Task objective. Look through the entries. Copy each line that has the word "debug".

Data excerpts below:

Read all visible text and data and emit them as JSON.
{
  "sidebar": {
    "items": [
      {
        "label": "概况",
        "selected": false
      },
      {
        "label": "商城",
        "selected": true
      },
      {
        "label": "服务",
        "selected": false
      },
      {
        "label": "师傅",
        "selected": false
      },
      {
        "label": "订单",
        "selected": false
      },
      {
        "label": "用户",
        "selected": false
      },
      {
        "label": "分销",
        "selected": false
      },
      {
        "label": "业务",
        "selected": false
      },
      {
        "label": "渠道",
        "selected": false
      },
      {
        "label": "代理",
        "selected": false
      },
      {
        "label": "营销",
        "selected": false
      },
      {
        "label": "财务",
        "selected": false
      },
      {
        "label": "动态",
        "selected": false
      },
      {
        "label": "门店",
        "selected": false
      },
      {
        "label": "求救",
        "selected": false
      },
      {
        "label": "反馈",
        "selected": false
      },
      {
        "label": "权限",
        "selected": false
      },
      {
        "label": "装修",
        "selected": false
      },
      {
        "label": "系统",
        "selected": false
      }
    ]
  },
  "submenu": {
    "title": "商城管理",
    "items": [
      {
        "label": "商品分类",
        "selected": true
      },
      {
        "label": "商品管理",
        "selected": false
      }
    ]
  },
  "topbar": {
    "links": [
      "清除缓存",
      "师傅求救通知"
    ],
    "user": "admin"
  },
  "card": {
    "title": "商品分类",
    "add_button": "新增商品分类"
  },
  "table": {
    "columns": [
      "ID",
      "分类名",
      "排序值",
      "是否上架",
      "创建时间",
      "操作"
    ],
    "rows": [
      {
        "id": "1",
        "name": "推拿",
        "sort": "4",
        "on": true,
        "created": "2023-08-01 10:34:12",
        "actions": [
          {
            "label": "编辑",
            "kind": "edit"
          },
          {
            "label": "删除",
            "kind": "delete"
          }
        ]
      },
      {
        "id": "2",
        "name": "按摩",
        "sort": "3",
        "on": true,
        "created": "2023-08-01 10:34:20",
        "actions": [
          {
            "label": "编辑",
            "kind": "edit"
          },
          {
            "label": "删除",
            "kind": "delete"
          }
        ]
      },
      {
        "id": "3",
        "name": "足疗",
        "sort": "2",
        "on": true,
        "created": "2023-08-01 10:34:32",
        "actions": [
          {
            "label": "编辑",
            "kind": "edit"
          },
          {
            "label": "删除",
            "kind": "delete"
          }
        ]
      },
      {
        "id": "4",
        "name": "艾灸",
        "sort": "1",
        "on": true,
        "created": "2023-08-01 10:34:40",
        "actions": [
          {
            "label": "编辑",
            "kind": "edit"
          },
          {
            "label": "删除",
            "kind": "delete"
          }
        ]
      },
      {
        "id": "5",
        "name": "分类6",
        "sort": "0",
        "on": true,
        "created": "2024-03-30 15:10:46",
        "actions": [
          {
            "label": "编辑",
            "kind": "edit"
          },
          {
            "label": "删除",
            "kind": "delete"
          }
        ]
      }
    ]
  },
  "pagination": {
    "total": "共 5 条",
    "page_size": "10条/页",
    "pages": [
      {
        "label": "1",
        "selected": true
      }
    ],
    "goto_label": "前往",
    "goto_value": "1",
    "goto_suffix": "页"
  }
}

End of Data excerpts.
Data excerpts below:

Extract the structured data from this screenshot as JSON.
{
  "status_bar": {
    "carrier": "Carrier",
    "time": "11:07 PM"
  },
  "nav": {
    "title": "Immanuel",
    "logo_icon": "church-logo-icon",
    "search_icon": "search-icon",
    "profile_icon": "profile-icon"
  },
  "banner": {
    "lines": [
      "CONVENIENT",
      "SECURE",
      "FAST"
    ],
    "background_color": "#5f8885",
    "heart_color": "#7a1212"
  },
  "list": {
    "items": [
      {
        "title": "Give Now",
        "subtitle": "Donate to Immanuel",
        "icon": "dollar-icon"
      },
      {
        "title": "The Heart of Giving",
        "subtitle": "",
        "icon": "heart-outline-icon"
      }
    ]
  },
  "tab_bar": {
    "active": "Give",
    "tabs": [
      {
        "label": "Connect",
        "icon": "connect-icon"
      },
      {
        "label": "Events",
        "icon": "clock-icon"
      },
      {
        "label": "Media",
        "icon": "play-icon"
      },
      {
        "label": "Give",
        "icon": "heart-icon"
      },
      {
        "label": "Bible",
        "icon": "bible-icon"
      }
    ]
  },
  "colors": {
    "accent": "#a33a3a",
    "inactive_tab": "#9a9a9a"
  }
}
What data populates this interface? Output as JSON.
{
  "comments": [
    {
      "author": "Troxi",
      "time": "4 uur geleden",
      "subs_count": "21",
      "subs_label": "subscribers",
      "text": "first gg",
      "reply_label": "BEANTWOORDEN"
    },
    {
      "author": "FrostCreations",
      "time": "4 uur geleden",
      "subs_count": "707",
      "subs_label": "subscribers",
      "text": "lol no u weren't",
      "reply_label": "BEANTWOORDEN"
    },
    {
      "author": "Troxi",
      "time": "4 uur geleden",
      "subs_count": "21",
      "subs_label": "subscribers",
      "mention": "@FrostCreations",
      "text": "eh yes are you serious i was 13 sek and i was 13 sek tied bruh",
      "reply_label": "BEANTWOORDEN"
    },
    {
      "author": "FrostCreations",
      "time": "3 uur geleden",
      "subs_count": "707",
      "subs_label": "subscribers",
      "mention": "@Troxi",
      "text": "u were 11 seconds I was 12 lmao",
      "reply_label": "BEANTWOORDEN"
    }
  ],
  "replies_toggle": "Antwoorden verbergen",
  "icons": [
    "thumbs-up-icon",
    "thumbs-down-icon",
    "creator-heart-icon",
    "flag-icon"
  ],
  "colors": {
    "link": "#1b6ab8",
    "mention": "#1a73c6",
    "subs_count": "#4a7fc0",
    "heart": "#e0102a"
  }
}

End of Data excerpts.
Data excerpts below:

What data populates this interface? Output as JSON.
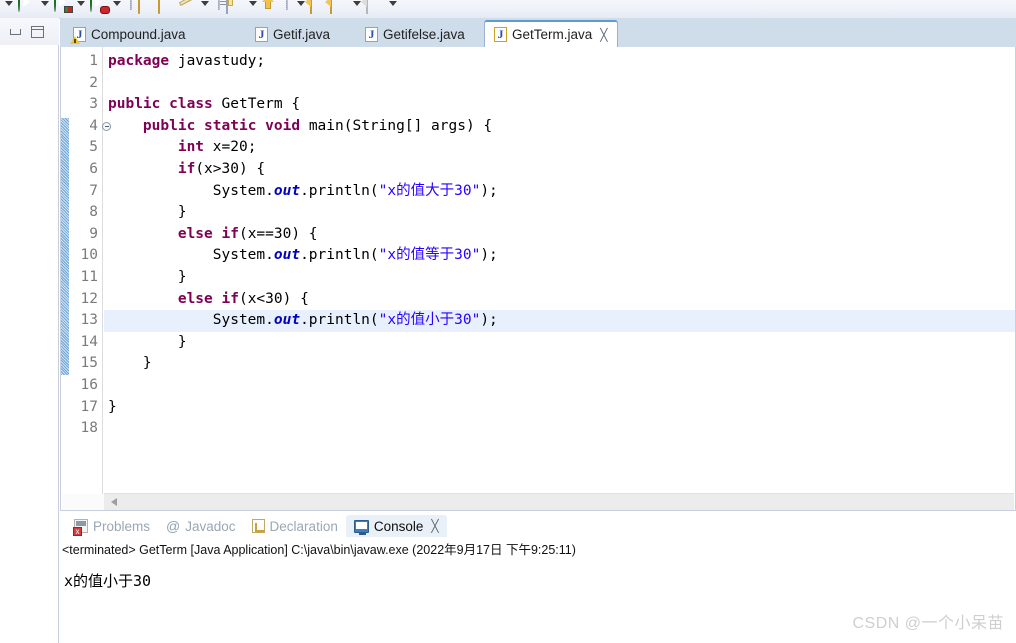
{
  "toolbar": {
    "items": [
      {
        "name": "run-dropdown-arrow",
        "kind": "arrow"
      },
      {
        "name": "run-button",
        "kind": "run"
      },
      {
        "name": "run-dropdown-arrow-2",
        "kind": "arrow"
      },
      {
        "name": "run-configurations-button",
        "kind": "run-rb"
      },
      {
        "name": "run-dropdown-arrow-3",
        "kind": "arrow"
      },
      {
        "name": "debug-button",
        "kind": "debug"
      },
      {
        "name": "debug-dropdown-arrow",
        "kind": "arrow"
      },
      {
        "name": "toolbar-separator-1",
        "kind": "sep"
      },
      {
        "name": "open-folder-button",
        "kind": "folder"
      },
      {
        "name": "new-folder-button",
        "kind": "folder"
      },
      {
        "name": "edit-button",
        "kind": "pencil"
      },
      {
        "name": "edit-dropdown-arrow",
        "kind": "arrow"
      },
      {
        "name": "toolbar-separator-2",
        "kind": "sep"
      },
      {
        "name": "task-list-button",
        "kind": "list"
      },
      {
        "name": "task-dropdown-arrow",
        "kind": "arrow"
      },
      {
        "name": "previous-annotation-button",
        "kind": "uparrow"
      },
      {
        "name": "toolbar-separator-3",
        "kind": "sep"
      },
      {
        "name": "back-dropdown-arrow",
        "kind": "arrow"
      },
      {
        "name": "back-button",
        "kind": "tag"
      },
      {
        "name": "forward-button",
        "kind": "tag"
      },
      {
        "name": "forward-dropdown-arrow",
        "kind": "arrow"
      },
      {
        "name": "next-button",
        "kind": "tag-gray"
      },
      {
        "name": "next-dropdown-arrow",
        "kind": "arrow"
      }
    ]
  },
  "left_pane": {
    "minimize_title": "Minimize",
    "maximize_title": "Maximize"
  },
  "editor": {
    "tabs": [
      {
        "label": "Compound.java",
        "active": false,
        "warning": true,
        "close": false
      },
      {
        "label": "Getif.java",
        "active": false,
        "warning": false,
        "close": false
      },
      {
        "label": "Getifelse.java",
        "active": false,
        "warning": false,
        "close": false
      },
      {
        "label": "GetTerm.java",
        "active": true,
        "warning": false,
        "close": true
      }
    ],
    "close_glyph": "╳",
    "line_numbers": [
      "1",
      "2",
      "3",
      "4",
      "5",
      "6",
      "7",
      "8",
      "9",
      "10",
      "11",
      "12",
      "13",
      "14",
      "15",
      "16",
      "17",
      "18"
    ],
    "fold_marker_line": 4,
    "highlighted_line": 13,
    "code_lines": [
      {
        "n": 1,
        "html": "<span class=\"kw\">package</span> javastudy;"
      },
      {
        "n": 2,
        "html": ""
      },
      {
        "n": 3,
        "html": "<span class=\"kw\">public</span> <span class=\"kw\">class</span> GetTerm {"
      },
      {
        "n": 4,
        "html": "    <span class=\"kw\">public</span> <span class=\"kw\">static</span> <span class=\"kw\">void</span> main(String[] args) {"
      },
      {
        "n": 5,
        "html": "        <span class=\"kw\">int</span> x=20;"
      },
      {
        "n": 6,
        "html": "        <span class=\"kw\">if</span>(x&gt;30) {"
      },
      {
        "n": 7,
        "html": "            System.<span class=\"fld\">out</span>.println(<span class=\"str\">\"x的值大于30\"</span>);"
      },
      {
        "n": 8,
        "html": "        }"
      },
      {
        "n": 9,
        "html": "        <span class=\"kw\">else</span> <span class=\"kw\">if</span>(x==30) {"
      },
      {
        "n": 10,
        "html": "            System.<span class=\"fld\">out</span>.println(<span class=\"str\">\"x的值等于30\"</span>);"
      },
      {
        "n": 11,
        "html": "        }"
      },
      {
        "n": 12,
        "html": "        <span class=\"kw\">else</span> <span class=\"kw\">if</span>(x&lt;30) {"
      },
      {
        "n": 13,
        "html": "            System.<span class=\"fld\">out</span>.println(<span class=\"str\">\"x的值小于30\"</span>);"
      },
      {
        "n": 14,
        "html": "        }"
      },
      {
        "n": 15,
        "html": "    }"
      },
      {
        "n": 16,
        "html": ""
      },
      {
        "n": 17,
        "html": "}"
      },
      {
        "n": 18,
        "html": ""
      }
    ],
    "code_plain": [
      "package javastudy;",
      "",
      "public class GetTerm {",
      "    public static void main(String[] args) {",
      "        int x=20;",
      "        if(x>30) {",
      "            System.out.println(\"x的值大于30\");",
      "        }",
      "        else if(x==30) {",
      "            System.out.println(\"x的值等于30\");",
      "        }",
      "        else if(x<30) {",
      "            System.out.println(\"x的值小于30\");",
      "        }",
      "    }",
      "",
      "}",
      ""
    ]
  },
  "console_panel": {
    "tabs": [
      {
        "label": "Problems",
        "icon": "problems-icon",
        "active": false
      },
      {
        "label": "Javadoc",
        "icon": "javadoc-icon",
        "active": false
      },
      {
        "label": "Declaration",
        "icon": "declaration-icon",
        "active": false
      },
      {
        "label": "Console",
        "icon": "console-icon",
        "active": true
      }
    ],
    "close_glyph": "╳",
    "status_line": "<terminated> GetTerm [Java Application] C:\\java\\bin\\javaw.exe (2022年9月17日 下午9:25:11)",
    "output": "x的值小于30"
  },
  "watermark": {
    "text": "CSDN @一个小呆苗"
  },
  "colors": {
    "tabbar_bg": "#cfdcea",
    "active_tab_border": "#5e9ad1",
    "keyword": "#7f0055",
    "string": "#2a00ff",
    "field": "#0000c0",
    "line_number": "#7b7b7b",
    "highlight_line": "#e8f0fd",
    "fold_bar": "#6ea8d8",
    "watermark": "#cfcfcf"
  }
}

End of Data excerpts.

Task result.
        "name": "debug-button",
        "kind": "debug"
        "name": "debug-dropdown-arrow",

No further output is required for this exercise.